I can’t lie. I went through something that night. I felt all kinds of emotions after saying no. Mostly because I wasn’t with my daughter to see her reaction—whether she understood or not. I wanted to get in my car, drive over to the party, and smooth everything over. Make everybody laugh. Maybe show up with Toy Story 1 and take the lead in a “retro movie night.” I don’t know. 

Here’s what I do know . . .  as I tried to sleep that night, I reminded myself this night wasn’t about this night. As Christian parents, we are called to be different and to train up our children to love God’s Word and His ways more than the world and to apply God’s truth to their everyday lives. Movies, relationships, school, priorities . . . all of it. 

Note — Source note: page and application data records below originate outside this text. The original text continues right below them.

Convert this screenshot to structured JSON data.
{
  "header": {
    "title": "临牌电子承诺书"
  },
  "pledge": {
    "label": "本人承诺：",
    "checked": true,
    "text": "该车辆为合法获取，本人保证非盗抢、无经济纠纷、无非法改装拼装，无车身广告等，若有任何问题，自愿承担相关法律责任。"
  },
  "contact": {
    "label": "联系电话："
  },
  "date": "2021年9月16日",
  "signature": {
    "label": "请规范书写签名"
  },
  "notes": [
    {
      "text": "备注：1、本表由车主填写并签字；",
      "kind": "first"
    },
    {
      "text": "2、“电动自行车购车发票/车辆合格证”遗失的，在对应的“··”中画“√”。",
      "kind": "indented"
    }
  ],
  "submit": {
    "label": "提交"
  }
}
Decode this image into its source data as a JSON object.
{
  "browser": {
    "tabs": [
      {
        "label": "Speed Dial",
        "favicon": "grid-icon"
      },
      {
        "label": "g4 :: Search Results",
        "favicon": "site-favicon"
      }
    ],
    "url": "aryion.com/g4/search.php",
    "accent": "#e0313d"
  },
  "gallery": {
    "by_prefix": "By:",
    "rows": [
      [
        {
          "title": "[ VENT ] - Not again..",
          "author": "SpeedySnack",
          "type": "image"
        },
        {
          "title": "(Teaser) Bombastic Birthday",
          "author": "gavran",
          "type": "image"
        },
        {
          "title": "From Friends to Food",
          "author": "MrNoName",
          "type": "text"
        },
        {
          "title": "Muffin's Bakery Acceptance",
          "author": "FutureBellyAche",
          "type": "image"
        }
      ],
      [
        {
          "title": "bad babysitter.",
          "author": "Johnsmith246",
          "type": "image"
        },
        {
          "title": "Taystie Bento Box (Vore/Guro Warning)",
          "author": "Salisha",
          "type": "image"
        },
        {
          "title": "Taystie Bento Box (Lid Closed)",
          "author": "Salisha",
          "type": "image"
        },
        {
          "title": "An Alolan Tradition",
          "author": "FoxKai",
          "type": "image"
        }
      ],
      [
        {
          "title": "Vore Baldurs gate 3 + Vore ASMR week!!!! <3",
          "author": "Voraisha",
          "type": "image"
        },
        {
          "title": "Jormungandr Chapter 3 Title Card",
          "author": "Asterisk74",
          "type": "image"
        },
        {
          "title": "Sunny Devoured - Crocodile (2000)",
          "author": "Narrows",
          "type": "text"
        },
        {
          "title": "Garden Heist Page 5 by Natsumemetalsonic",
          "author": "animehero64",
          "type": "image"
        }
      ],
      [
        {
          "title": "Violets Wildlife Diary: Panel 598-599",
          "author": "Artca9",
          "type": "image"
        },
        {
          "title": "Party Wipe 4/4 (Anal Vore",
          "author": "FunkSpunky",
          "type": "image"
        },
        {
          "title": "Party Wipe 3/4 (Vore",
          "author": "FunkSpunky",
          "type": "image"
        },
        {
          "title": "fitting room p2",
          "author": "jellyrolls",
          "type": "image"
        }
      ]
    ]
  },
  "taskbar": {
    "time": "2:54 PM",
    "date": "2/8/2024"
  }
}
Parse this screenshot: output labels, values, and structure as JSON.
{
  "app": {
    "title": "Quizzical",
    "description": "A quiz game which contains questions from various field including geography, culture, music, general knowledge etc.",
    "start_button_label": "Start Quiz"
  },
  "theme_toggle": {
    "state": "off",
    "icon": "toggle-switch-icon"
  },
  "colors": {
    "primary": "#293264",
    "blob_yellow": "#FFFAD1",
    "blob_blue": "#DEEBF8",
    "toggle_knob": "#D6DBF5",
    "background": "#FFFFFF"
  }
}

If raising Christian kids in today’s world has you overwhelmed, ask yourself these questions: 

1. What guidance am I giving my kids now so they don’t fall “in love with the world”?

2. Does my family know the values we desire to uphold as followers of Jesus?

3. Do my children have good media options that require less parental control and more freedom to explore? 

4. Do I have the support and camaraderie I need to face this parenting battle?

Parental controls—both tech and heart—are merely tools to be used in training. We are in a battle with culture. But someday, the battle won’t be ours to fight anymore.

. . . . . . . . . . 


Ryan Sanders is the Director of Outreach at Manhood Journey. He is married to Tonia and they have three children. He is currently a Th. M. student at The Southern Baptist Theological Seminary where he also received the Master of Divinity. He is a Fellow at The Colson Center for Christian Worldview and serves as Lay Pastor at McLean Bible Church in Washington, D.C.